I-66 in Fairfax County has always baffled me as the only 2-lane interstate highway to access a major city. A simple geospatial analysis I performed in Google Earth examining road conditions in America’s top ten metros show I-66 is the narrowest Interstate Highway feeding a downtown area. As Governor McAuliffe and Transportation Secretary Aubrey Lane move to seal off the district from us cheap suburbanites with sky-high tolls, many wonder if parallel collector streets and Metro busses can handle the inevitable spillover.
The top ten major metros (New York, Los Angeles, Chicago, Dallas, Houston, Washington, Philadelphia, Miami, Atlanta, and Boston) all have two or more major highways entering the central business district. Each highway has at least 3 travel lanes with two exceptions: I-78 (Jersey Turnpike ext.) and 478 in New York City shorten to 2 lanes on approach to the Holland and Brooklyn Battery Tunnels and a 0.8 mile section of I-76 (Schuylkill Expy) in Philadelphia. That section of I-76 has an Average Daily Traffic (ADT) count of 26,000 cars whereas peak morning hours alone produce that many drivers on I-66 in Arlington. The actual width of these roadways (including shoulder) are more accommodating too, where I-78 and I-76 measure 34’-36’ in length per direction and I-66 between Glebe Rd and Lee Hwy typically measure 31’-34’.
According to the VDOT website there are still no plans in place to expand or enhance Lee Hwy, Arlington Blvd or Washington St. These are the main roads that parallel I-66, and spillover from drivers who don’t want to pay over $4,000 extra per year is inevitable.
This whole process reeks of NIMBYism and elitism from wealthy Arlington government elites. Having known residents and business contacts in the county, they want to keep their government funded homestead as pristine and unfelled as possible. Numerous proposals to widen I-66 in the past 20 years have been offered only to be rejected by well-financed legal defenses. Meanwhile, lawmakers are somehow still convinced that ‘no’ means ’yes’ and we can’t wait to board their little busses and trains.
During the 5:30 to 9:30 a.m. rush, nearly 38 percent of all eastbound traffic comes from the Dulles Connector Road (Route 267), while 29 percent comes from I-66 west of the Beltway. Maddening as it is, the tolls won’t go toward road improvements; commuters are paying for bike paths and subsidizing mass transit. People in Loudoun and Prince William Counties will be paying $9.8 million for Metro Bus maintenance and bike paths in Arlington. Furthermore, for those of you who love the idea of digging your own graves, an additional $2 million of your tolls will go toward constructing the toll lane infrastructure.

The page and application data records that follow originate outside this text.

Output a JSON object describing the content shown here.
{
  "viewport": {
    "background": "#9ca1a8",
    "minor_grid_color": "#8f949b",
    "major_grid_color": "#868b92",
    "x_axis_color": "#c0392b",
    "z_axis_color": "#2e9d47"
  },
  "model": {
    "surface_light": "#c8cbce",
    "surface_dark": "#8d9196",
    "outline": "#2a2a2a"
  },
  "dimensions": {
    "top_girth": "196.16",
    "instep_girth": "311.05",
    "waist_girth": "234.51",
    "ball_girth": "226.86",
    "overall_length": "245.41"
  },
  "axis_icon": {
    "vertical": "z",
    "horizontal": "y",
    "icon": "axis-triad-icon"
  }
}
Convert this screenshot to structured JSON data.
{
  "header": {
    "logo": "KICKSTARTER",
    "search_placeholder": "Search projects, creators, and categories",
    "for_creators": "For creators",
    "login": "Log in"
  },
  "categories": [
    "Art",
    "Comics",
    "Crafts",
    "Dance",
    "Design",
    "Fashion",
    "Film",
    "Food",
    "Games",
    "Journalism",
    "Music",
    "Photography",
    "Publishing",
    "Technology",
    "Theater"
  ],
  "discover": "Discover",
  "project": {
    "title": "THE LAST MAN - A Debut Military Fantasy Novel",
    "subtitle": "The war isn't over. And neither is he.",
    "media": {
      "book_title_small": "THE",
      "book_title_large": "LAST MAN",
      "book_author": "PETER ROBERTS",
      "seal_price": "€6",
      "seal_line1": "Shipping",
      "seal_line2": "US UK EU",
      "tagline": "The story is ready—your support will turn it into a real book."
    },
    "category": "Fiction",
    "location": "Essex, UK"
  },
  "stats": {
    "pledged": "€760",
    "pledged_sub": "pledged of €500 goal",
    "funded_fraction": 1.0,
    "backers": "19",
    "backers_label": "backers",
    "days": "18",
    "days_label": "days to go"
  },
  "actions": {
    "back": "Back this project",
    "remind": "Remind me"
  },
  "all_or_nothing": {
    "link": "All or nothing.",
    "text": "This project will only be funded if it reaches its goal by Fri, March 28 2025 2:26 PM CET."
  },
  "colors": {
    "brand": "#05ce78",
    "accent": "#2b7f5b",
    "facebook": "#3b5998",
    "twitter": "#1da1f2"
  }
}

Roughly $2.2 million will go into ‘exclusive bike transit lanes’ and high-tech interactive signage in metro Arlington. Keep in mind these bike transit lanes are carved out of existing roadway. An additional 16 bike share stations, some adjacent to Metrorail stations, will serve as a final trip connector from rail and bus stops. The Northern Virginia Transportation Commission claims this will accommodate 450 extra trips per day, but color me skeptical. The 77 percent ($7.6 million) of the remaining tolls revenue will fund new and enhanced bus service.
“These projects will have a significant impact, ultimately moving an extra 5,000 people through the corridor each morning,” says NVTC Commissioner Jay Fissett. Once again, ladies and gentlemen; color me skeptical.